+++ DATA IN THIS EXERCISE +++
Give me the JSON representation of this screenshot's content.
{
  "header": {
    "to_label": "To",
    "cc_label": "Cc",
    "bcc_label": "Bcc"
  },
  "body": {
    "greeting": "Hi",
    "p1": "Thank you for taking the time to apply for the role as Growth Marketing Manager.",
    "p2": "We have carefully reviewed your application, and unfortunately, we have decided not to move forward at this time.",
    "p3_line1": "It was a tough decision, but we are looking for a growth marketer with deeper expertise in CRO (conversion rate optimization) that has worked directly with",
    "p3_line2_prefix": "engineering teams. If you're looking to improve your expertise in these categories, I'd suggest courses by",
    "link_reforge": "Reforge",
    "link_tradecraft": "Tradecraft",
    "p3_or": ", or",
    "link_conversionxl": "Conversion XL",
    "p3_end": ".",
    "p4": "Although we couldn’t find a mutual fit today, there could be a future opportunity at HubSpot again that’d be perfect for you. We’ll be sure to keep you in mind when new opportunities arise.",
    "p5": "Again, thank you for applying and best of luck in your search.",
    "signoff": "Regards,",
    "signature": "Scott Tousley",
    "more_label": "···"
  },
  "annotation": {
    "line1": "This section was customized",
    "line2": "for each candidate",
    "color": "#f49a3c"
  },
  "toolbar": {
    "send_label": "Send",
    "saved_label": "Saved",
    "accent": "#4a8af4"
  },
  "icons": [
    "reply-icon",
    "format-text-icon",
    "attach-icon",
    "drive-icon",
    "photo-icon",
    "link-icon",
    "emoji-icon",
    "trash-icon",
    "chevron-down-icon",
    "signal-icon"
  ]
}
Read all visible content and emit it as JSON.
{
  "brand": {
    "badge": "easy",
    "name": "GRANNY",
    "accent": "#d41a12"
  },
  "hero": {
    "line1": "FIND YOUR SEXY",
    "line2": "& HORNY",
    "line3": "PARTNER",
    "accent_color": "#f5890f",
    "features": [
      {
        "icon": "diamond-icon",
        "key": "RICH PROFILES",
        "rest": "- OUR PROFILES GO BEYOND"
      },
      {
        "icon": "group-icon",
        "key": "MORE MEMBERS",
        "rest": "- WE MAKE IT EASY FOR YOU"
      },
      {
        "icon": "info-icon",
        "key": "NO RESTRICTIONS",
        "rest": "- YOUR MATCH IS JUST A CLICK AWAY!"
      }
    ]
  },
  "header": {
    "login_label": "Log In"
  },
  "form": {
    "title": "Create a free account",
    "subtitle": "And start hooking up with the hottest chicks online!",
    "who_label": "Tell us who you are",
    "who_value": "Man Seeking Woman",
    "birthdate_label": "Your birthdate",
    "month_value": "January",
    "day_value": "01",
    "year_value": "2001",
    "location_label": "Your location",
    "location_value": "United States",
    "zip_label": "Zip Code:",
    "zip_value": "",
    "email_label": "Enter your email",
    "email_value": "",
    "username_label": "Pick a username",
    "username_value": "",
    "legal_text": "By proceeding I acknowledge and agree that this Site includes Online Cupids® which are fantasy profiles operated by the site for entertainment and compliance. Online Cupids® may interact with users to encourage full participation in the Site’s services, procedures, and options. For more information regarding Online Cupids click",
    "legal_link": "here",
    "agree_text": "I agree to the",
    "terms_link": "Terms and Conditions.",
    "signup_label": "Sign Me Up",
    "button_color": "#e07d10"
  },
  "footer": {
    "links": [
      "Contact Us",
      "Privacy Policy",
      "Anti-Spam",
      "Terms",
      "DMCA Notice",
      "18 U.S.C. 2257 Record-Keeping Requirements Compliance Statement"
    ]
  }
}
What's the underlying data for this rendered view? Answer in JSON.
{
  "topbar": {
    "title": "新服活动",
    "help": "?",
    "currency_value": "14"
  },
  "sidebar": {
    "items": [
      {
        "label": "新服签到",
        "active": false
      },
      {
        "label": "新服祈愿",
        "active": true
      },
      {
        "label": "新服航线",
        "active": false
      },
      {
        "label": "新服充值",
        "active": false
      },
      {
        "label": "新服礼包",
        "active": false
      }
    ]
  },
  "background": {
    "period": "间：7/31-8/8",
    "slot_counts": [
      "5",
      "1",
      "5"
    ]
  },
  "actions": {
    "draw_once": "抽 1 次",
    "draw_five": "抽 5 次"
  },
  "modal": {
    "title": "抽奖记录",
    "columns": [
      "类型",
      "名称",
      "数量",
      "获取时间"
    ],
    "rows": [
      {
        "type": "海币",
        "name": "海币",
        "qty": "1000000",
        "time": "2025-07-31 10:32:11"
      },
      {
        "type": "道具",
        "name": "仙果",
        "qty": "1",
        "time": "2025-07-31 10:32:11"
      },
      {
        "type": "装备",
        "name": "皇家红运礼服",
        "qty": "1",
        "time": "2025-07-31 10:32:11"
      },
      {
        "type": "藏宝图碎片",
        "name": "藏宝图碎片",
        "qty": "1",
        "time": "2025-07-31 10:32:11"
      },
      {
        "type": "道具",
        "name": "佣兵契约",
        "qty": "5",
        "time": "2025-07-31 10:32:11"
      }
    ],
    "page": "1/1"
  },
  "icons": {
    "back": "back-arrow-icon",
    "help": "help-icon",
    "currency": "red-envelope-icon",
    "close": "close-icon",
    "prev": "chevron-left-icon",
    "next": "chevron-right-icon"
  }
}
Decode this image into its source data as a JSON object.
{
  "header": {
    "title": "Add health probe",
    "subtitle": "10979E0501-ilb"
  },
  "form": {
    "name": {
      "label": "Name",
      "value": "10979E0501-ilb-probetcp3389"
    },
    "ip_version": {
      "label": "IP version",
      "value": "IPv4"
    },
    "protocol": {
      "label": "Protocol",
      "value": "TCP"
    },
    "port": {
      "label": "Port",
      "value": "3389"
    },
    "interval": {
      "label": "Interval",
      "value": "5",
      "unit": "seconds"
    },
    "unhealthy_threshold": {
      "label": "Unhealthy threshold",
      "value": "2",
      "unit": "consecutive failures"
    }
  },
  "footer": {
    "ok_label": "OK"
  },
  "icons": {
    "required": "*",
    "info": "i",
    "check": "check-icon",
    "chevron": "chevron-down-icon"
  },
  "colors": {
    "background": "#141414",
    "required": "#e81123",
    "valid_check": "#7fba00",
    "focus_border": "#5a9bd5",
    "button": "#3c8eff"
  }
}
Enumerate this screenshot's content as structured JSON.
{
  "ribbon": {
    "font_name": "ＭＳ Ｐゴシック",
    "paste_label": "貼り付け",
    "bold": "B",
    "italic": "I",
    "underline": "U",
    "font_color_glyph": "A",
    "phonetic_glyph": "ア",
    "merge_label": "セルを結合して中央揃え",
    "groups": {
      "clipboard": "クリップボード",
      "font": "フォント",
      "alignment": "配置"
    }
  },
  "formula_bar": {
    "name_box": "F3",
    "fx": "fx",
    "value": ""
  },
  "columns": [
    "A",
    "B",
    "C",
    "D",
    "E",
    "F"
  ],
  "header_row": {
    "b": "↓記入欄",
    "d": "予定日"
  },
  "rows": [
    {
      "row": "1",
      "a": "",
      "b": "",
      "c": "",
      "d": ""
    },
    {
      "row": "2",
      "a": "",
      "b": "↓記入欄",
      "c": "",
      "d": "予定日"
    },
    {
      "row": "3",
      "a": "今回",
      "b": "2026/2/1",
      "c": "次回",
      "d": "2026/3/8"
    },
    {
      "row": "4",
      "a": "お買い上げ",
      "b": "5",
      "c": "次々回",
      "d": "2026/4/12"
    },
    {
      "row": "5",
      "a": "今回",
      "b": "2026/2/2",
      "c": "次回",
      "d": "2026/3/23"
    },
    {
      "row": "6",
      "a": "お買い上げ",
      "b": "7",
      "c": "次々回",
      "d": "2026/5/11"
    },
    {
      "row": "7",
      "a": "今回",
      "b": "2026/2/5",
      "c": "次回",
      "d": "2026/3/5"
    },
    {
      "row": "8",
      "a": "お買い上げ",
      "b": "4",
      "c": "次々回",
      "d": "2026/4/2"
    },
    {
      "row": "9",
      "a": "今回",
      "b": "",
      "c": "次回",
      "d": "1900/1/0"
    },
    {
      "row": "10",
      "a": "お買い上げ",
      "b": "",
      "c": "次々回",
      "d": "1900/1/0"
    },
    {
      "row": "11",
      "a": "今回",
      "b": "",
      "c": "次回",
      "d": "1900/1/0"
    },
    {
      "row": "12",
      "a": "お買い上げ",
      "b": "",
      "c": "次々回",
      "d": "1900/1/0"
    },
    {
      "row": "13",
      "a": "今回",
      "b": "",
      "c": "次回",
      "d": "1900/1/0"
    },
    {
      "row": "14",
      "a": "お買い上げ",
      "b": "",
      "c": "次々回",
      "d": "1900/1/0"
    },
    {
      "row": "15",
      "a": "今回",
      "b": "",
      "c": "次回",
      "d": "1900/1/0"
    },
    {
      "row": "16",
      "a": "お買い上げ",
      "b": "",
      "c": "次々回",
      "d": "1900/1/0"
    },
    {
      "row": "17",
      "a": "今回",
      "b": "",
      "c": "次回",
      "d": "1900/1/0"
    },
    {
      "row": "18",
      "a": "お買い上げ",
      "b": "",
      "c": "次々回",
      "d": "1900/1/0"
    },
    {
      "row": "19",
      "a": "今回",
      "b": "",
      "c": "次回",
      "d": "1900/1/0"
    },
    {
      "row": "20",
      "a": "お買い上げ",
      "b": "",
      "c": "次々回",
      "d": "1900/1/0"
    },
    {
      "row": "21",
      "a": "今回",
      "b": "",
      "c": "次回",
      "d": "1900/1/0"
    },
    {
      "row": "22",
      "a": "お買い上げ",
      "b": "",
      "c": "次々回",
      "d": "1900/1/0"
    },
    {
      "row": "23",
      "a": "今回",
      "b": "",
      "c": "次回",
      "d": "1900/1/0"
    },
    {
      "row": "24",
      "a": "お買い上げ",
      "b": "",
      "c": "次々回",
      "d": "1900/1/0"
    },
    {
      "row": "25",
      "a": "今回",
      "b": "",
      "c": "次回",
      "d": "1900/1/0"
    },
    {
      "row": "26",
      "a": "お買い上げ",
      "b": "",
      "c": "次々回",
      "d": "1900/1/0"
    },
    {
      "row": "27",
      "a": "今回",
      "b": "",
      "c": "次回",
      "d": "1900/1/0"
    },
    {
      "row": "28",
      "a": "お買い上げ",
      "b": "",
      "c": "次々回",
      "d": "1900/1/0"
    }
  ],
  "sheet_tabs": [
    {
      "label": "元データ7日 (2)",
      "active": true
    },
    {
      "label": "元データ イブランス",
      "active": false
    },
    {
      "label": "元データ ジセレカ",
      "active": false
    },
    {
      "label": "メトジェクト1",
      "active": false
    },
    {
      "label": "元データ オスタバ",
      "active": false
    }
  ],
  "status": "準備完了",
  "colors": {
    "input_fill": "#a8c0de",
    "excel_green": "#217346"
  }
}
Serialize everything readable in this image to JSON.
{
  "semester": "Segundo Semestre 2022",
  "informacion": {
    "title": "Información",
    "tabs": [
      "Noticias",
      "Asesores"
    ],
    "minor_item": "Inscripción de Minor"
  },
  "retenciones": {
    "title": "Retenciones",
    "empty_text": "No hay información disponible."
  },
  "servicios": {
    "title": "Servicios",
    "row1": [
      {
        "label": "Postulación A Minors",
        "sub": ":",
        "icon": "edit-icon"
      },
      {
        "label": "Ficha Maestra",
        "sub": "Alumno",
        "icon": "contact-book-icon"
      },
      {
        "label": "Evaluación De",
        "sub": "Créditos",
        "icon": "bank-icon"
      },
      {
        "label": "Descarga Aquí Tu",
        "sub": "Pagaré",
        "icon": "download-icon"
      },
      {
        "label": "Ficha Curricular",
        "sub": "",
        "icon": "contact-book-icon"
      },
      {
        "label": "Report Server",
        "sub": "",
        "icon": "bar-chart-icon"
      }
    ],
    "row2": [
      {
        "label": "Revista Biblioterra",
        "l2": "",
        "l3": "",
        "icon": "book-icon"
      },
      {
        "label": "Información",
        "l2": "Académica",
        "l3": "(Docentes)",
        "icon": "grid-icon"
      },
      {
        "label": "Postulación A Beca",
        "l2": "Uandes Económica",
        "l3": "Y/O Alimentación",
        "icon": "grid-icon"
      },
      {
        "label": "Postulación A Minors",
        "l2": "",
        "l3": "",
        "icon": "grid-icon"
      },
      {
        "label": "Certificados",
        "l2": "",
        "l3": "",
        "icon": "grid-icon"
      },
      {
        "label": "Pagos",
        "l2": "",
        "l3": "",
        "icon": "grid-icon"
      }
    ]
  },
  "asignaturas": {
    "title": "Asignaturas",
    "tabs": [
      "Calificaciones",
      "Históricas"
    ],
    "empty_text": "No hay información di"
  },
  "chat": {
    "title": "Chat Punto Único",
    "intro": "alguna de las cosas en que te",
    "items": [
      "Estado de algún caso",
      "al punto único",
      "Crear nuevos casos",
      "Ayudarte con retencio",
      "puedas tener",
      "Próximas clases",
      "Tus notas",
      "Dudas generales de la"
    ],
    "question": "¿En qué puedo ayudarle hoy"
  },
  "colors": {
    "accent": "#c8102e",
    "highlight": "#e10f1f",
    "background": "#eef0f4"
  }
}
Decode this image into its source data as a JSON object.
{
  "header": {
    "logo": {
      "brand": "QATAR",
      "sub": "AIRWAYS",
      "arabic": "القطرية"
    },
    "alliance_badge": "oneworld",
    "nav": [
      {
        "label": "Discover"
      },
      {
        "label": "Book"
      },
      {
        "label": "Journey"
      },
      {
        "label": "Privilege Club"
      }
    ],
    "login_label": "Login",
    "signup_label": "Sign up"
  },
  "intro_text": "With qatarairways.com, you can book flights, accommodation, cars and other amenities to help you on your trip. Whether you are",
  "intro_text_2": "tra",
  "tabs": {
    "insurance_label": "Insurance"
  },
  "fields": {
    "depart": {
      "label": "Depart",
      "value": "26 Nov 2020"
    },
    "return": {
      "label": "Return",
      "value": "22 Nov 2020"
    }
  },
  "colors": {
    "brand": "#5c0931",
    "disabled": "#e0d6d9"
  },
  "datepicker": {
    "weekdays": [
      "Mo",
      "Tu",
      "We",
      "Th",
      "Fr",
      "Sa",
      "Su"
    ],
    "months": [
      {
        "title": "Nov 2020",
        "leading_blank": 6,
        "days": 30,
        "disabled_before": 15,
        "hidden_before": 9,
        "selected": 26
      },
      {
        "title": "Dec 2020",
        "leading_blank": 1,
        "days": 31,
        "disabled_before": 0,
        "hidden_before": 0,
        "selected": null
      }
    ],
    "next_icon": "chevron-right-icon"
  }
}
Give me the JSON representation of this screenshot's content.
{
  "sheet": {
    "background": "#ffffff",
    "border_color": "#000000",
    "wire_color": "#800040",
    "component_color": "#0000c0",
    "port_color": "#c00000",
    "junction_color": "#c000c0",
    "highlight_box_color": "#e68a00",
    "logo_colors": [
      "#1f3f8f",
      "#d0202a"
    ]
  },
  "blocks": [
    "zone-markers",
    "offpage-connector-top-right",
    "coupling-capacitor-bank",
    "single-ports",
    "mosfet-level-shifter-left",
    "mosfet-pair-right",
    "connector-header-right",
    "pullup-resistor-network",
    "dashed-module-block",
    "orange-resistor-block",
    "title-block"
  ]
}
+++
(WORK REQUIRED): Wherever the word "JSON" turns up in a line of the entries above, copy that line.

(SOLUTION TO THIS TASK):
Give me the JSON representation of this screenshot's content.
Read all visible content and emit it as JSON.
What's the underlying data for this rendered view? Answer in JSON.
Decode this image into its source data as a JSON object.
Enumerate this screenshot's content as structured JSON.
Serialize everything readable in this image to JSON.
Decode this image into its source data as a JSON object.
Give me the JSON representation of this screenshot's content.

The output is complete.